--- EXERCISE OBJECTIVE ---
Repeat every record exactly, but omit the images.

----------------------------------------

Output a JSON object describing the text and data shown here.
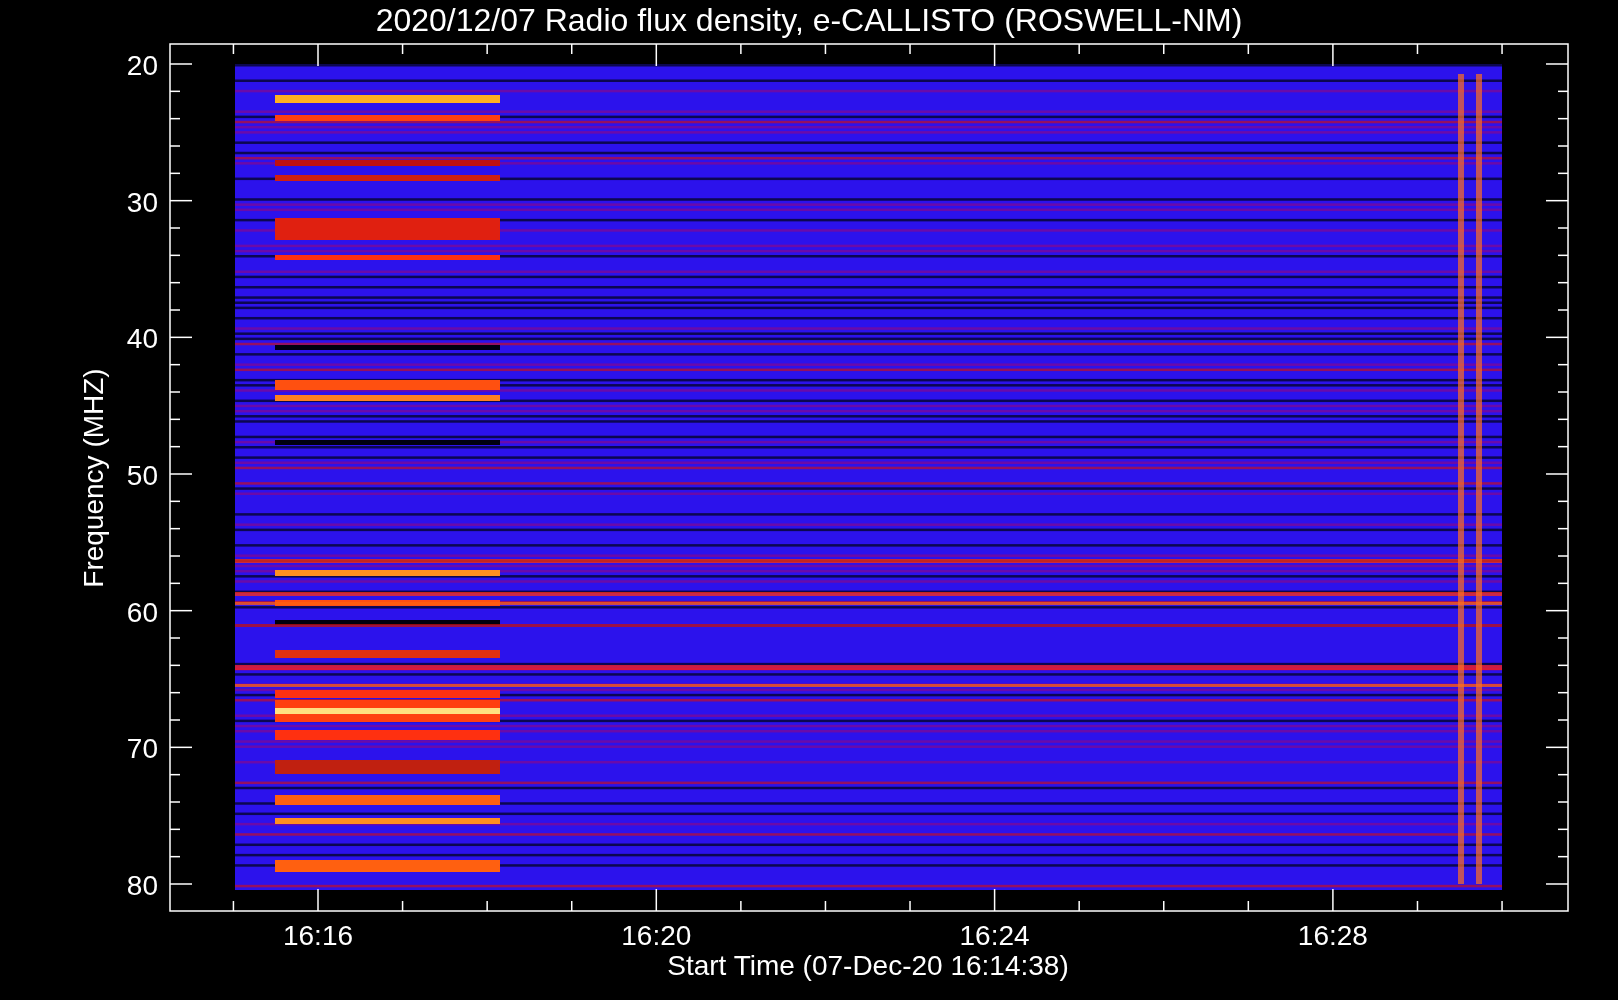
{
  "title": "2020/12/07  Radio flux density, e-CALLISTO (ROSWELL-NM)",
  "y_axis": {
    "label": "Frequency (MHZ)",
    "ticks": [
      "20",
      "30",
      "40",
      "50",
      "60",
      "70",
      "80"
    ]
  },
  "x_axis": {
    "label": "Start Time (07-Dec-20 16:14:38)",
    "ticks": [
      "16:16",
      "16:20",
      "16:24",
      "16:28"
    ]
  }
}
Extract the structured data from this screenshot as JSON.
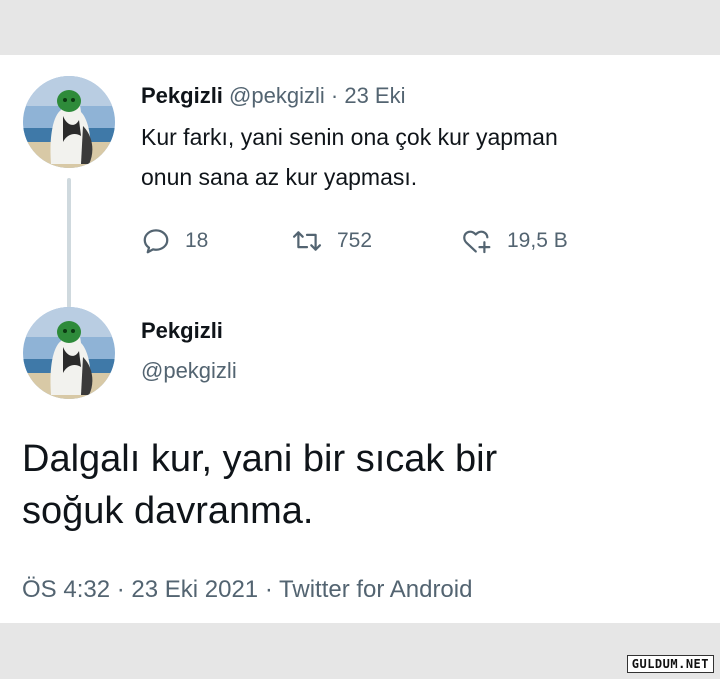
{
  "quoted_tweet": {
    "author_name": "Pekgizli",
    "handle": "@pekgizli",
    "separator": "·",
    "date": "23 Eki",
    "text_line1": "Kur farkı, yani senin ona çok kur yapman",
    "text_line2": "onun sana az kur yapması.",
    "replies": "18",
    "retweets": "752",
    "likes": "19,5 B",
    "avatar": "cat-statue-avatar"
  },
  "main_tweet": {
    "author_name": "Pekgizli",
    "handle": "@pekgizli",
    "text_line1": "Dalgalı kur, yani bir sıcak bir",
    "text_line2": "soğuk davranma.",
    "timestamp": "ÖS 4:32 · 23 Eki 2021 · Twitter for Android",
    "avatar": "cat-statue-avatar"
  },
  "watermark": "GULDUM.NET",
  "colors": {
    "background": "#e6e6e6",
    "card": "#ffffff",
    "text": "#0f1419",
    "muted": "#536471",
    "thread_line": "#cfd9de"
  }
}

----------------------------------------

--- WRITTEN ANSWER ---
Output a JSON object describing the text and data shown here.
{
  "title": "2020/12/07  Radio flux density, e-CALLISTO (ROSWELL-NM)",
  "y_axis": {
    "label": "Frequency (MHZ)",
    "ticks": [
      "20",
      "30",
      "40",
      "50",
      "60",
      "70",
      "80"
    ]
  },
  "x_axis": {
    "label": "Start Time (07-Dec-20 16:14:38)",
    "ticks": [
      "16:16",
      "16:20",
      "16:24",
      "16:28"
    ]
  }
}
Extract the structured data from this screenshot as JSON.
{
  "quoted_tweet": {
    "author_name": "Pekgizli",
    "handle": "@pekgizli",
    "separator": "·",
    "date": "23 Eki",
    "text_line1": "Kur farkı, yani senin ona çok kur yapman",
    "text_line2": "onun sana az kur yapması.",
    "replies": "18",
    "retweets": "752",
    "likes": "19,5 B",
    "avatar": "cat-statue-avatar"
  },
  "main_tweet": {
    "author_name": "Pekgizli",
    "handle": "@pekgizli",
    "text_line1": "Dalgalı kur, yani bir sıcak bir",
    "text_line2": "soğuk davranma.",
    "timestamp": "ÖS 4:32 · 23 Eki 2021 · Twitter for Android",
    "avatar": "cat-statue-avatar"
  },
  "watermark": "GULDUM.NET",
  "colors": {
    "background": "#e6e6e6",
    "card": "#ffffff",
    "text": "#0f1419",
    "muted": "#536471",
    "thread_line": "#cfd9de"
  }
}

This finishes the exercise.